▸ Assignment
State only how many lines below include the word "title".

▸ Given data
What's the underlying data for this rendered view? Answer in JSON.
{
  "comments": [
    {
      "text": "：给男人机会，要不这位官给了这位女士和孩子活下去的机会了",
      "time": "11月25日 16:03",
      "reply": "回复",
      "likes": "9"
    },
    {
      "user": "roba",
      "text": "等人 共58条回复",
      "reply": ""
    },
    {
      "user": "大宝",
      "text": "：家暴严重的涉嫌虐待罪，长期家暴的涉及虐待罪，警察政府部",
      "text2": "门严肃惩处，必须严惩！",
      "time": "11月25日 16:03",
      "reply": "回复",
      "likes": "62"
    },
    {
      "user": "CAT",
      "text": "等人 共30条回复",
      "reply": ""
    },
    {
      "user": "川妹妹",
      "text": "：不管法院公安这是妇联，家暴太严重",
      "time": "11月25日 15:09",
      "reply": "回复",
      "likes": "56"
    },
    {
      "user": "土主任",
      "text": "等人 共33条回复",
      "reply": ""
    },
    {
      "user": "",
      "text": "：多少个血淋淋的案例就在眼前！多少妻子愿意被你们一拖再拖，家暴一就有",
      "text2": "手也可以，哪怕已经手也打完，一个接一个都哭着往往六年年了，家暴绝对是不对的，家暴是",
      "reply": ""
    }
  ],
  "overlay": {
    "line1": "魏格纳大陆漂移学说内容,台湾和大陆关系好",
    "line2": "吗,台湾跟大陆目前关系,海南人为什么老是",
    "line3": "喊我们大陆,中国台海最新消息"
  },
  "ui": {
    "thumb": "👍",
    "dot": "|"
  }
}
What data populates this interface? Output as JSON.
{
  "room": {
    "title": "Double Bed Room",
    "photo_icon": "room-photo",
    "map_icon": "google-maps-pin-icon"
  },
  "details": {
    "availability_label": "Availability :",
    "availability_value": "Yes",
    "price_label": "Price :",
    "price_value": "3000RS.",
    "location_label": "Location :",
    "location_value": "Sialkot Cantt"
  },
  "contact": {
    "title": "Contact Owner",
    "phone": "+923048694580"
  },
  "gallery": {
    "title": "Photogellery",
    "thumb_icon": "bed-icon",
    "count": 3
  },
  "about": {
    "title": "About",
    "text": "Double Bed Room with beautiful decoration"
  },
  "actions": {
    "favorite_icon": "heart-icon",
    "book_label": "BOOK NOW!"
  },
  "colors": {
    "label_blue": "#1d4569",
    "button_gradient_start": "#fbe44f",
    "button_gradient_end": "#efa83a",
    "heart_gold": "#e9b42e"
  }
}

▸ Response to the task
4